At the conference, @lakomaa finally gave me a copy of the paper, that I have now read. It makes for a great read, I really appreciate the effort to take a high level view.
- Section "The increasing cost in health care" suggests that the ethics of care is such that cost-reduction innovation is not incentivised in formal care institutions. This suggests that part of the systemic impact of open care might come from reaping the opportunities for cost reduction innovation that the formal system forgoes. This even resonates with the large efforts communities in preventative care that emerges from the opencare conversation. Yet, this is not discussed in the paper. There is only one sentence in the conclusions, but it does not latch to examples or data.
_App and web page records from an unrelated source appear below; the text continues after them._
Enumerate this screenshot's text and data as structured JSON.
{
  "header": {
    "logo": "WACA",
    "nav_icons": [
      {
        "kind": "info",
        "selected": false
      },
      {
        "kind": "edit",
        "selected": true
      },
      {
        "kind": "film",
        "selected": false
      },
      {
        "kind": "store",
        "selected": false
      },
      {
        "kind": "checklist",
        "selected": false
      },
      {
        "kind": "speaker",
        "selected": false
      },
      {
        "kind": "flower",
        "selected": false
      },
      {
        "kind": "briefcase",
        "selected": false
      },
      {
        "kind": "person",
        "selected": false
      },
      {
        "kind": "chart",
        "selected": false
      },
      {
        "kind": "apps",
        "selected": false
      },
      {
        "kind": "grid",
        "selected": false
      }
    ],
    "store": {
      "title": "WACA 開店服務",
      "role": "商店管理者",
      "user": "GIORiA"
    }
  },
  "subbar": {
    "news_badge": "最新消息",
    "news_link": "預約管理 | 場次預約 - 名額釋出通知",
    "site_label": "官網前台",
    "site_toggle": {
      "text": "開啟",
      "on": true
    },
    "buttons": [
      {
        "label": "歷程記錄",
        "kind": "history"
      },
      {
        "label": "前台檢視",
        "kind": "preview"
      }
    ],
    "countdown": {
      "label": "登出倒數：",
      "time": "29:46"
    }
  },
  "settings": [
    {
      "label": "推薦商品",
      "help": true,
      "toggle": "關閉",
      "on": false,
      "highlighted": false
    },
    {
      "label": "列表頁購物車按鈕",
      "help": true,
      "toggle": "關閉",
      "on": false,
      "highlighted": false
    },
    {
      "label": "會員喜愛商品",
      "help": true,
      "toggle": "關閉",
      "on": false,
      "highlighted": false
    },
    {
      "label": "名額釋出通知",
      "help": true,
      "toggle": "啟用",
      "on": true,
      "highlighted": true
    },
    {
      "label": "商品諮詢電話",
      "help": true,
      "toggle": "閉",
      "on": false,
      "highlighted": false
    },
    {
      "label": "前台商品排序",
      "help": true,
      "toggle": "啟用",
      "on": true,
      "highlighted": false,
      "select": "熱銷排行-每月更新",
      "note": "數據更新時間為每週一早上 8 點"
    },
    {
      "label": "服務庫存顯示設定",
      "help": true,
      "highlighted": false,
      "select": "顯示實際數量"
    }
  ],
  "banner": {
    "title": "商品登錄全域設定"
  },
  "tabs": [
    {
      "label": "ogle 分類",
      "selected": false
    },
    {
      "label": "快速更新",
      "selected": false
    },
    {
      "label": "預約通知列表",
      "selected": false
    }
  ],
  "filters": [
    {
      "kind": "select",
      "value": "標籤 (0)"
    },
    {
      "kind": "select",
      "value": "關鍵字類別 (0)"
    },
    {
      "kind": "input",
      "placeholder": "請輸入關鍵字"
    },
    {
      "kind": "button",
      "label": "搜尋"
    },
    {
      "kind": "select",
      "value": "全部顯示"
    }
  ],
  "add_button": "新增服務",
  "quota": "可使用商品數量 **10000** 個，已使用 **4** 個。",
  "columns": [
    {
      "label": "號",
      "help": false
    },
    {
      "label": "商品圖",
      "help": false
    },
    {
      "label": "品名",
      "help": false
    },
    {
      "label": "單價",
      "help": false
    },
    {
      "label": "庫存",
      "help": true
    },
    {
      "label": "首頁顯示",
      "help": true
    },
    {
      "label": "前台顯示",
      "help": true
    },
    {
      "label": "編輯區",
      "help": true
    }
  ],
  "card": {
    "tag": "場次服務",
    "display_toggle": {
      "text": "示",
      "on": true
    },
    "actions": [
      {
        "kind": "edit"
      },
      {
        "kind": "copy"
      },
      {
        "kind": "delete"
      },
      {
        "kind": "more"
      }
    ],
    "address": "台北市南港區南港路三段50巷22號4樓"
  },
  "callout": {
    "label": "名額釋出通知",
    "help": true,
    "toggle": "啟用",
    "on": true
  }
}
I wonder why?
- "In this study, the cases are limited to those using information technologies". Why? It's counterintuitive, given @amelia's conclusion number one, "when in need of care, people reach for other people, not for technology".
- Section ""When does open care emerge?" lists some success factors for open care projects. Based on what? How many cases? Collected and classified how? Etc.
- The same section makes an intriguing observation. "Most open care projects are organized as non-profits. As they do not have a bottom line, the efficiency of the project is difficult to evaluate, allowing room for opportunism." This might benefit from some more space and explanation. I do not understand it fully, at least.
- I would be curious to include Open Rampette among the examples; how do opencare's own prototypes fit in your analysis? Is the City of Milan behaving in a way that is consistent with your model?